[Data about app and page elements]
• • • • •
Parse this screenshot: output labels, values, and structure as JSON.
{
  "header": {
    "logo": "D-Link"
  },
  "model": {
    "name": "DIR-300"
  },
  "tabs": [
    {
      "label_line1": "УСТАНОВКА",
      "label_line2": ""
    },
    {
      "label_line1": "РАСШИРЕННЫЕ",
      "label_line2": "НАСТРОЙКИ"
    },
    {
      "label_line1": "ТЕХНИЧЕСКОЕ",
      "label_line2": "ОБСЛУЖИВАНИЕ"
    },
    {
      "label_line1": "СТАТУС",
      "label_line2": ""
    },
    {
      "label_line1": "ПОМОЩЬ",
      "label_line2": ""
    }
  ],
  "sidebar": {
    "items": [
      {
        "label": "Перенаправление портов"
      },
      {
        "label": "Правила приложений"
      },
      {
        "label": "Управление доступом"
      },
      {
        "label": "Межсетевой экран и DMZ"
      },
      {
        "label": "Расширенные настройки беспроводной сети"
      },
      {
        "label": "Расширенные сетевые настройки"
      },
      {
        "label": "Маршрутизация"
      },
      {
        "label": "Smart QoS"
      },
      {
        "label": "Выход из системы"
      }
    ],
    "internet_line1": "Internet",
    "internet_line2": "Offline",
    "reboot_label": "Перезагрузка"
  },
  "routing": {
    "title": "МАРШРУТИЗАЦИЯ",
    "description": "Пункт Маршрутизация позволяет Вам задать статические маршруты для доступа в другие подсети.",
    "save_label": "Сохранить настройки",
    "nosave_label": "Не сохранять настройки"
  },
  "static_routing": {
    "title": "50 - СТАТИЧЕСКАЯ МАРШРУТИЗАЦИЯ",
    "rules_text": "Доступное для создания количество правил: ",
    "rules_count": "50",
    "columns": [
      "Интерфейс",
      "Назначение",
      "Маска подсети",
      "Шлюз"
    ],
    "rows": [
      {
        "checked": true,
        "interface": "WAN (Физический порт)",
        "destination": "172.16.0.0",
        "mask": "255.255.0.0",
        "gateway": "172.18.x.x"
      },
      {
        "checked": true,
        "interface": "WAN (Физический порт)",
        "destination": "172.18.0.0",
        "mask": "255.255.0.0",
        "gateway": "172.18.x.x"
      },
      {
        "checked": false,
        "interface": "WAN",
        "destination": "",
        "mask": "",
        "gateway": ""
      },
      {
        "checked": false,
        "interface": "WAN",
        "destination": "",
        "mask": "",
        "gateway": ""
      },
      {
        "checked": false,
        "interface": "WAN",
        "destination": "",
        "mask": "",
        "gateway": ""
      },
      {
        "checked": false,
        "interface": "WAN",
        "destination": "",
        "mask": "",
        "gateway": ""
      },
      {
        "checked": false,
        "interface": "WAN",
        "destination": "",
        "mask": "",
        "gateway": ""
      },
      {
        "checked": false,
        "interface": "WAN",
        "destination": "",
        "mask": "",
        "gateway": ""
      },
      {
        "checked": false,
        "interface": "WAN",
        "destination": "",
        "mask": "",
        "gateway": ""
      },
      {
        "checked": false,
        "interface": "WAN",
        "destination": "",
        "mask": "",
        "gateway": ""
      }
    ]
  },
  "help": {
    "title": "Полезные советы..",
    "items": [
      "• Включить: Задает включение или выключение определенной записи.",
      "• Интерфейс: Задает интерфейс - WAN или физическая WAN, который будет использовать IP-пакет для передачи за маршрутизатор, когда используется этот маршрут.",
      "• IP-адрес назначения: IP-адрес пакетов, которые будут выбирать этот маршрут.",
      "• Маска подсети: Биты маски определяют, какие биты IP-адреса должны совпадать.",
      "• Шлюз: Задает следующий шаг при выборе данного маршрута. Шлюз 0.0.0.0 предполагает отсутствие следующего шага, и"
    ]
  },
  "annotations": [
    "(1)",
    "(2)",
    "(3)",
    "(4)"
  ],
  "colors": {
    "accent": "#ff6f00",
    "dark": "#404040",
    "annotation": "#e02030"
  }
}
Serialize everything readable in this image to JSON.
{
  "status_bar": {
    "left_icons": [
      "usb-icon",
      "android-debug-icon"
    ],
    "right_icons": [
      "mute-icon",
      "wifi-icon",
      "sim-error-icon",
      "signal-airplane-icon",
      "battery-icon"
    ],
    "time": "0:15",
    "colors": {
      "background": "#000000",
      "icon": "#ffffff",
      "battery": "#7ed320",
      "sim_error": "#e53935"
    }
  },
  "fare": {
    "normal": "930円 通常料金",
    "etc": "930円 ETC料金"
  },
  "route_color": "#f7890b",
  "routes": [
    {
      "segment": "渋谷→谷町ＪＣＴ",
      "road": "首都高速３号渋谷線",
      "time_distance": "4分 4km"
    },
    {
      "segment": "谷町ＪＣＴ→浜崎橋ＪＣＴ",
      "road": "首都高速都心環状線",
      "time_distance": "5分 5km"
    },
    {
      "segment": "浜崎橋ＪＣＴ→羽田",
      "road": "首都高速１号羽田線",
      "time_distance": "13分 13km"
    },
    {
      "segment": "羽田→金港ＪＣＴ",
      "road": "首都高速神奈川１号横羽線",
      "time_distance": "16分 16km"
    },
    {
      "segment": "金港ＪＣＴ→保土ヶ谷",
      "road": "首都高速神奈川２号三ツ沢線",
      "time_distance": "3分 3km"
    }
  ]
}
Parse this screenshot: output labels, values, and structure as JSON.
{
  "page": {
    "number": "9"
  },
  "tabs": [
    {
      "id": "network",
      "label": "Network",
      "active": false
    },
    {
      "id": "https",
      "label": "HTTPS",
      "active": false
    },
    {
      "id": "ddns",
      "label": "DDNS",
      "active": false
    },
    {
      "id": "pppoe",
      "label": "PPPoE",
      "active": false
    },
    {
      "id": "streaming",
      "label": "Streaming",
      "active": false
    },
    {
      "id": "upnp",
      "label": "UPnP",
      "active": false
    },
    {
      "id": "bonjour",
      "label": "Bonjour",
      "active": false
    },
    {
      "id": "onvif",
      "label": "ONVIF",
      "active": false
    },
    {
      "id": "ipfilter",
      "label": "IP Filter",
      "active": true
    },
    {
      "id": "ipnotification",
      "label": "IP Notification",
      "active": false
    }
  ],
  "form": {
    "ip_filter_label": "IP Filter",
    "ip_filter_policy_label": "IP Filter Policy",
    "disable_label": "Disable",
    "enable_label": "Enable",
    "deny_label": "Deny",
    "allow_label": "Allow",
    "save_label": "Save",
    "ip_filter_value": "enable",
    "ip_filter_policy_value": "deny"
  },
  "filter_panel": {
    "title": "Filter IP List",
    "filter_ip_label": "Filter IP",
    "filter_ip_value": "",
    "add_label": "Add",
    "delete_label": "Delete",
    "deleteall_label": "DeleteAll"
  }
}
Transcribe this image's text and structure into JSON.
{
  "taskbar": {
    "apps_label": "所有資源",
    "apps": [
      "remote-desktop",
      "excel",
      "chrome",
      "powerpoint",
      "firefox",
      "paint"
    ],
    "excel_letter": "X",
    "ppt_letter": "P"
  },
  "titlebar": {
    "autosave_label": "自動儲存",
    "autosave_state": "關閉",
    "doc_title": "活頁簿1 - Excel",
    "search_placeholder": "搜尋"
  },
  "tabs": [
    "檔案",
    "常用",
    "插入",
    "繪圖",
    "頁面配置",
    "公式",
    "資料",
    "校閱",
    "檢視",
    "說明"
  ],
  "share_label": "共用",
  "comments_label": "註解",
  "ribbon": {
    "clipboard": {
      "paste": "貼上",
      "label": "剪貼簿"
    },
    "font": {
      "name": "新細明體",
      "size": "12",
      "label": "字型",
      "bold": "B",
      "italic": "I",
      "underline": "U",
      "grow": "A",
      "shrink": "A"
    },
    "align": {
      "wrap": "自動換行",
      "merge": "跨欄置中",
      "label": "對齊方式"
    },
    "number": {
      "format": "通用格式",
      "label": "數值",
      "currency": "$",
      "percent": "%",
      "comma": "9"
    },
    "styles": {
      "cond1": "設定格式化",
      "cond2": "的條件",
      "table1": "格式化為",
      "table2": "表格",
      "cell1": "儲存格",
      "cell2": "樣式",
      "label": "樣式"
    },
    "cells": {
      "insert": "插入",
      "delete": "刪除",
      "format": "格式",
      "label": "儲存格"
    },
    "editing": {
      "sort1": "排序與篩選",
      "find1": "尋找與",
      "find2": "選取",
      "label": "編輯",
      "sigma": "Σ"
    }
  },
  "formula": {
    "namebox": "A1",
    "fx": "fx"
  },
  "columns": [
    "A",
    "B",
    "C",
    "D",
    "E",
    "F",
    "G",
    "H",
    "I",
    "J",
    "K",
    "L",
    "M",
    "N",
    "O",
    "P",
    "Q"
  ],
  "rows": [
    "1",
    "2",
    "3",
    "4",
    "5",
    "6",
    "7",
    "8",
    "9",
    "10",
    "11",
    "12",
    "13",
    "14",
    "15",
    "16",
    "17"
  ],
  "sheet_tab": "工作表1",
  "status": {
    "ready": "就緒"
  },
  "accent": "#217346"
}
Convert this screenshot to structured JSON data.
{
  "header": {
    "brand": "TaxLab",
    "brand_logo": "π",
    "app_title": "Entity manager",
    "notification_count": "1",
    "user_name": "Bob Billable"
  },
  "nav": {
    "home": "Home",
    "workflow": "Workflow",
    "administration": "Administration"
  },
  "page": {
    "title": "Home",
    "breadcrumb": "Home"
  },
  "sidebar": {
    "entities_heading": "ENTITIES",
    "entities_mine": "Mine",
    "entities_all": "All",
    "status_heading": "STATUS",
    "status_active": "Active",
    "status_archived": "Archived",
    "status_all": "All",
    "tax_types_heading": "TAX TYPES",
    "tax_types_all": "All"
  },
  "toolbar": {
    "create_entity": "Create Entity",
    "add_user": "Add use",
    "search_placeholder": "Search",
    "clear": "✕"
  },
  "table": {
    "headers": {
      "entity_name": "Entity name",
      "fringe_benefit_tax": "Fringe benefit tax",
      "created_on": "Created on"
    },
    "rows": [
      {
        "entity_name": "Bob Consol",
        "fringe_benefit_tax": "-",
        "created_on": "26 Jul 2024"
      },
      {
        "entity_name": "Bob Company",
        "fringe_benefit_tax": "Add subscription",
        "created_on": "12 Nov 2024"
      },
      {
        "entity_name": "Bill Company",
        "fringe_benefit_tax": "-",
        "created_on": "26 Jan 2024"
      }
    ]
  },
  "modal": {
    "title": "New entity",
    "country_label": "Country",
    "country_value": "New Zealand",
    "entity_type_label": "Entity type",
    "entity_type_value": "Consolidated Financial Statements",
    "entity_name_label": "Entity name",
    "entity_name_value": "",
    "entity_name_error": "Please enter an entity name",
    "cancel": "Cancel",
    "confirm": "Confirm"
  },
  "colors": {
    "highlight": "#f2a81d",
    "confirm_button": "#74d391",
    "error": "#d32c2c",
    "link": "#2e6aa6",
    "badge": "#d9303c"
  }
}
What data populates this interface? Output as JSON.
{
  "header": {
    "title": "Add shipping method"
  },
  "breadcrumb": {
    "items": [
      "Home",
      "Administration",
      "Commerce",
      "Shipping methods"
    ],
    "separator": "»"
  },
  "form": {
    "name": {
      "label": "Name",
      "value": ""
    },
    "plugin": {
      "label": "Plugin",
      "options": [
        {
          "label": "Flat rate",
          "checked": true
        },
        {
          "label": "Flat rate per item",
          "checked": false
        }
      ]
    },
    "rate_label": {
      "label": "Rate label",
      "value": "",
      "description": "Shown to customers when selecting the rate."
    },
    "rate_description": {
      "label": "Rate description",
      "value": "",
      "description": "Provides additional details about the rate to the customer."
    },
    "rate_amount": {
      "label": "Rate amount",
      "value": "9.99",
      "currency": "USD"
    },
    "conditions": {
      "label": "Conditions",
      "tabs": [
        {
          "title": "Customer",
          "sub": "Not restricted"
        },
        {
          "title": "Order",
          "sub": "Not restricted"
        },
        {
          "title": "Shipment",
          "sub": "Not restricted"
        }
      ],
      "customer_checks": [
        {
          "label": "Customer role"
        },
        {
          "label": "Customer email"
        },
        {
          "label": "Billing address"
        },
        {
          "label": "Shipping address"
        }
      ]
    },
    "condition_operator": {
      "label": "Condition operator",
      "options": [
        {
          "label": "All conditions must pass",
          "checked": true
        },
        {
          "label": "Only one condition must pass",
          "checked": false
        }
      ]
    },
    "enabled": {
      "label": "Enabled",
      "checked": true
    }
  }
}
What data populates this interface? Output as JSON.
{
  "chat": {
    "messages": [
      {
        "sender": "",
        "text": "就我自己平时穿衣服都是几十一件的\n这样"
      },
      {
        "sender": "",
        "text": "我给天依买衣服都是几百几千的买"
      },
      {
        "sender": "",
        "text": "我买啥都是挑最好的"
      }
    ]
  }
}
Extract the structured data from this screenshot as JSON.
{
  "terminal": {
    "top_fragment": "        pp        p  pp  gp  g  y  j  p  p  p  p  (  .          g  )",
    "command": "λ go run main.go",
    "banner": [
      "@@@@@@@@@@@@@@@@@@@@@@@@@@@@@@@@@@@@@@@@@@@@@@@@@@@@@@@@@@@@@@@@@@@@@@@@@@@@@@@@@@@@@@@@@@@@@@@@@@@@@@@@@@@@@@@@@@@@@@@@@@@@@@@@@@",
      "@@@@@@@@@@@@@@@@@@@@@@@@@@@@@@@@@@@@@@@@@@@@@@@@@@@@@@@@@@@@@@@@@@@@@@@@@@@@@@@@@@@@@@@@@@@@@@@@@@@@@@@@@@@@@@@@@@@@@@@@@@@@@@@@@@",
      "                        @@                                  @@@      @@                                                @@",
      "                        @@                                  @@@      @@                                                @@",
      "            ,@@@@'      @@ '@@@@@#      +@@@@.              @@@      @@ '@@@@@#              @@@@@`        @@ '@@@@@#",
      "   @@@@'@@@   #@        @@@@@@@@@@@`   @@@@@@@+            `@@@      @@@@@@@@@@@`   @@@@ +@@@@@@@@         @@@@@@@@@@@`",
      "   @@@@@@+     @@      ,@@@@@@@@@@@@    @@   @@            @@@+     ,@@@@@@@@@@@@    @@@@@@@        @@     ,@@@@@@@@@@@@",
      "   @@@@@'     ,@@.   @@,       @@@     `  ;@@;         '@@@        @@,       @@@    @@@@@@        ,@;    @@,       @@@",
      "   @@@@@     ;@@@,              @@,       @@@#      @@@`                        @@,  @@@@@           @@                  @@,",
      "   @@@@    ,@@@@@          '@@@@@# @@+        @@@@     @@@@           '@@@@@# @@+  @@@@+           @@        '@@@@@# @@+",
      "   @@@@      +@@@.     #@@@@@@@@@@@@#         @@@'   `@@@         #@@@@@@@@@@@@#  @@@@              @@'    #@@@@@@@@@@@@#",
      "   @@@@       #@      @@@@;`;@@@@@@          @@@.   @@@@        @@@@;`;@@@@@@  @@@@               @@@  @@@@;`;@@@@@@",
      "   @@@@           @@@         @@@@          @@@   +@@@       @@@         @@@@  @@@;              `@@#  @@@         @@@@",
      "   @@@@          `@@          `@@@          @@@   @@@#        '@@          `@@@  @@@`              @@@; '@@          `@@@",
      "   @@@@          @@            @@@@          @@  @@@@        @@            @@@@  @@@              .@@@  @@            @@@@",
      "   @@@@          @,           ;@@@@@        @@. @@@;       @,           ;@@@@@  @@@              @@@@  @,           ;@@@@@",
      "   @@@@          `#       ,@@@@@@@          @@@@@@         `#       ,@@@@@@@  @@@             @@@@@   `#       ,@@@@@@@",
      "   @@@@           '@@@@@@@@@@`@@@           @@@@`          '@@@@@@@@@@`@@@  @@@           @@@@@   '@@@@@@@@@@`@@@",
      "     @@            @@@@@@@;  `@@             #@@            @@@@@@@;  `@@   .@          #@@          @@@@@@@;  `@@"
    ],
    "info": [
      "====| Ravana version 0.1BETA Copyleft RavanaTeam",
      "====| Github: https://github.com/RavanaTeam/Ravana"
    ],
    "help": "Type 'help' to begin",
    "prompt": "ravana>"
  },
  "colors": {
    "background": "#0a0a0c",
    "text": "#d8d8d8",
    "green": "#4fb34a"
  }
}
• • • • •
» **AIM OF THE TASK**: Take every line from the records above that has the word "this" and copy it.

» **FINAL ANSWER**:
Parse this screenshot: output labels, values, and structure as JSON.
Serialize everything readable in this image to JSON.
Parse this screenshot: output labels, values, and structure as JSON.
Transcribe this image's text and structure into JSON.
Convert this screenshot to structured JSON data.
What data populates this interface? Output as JSON.
What data populates this interface? Output as JSON.
Extract the structured data from this screenshot as JSON.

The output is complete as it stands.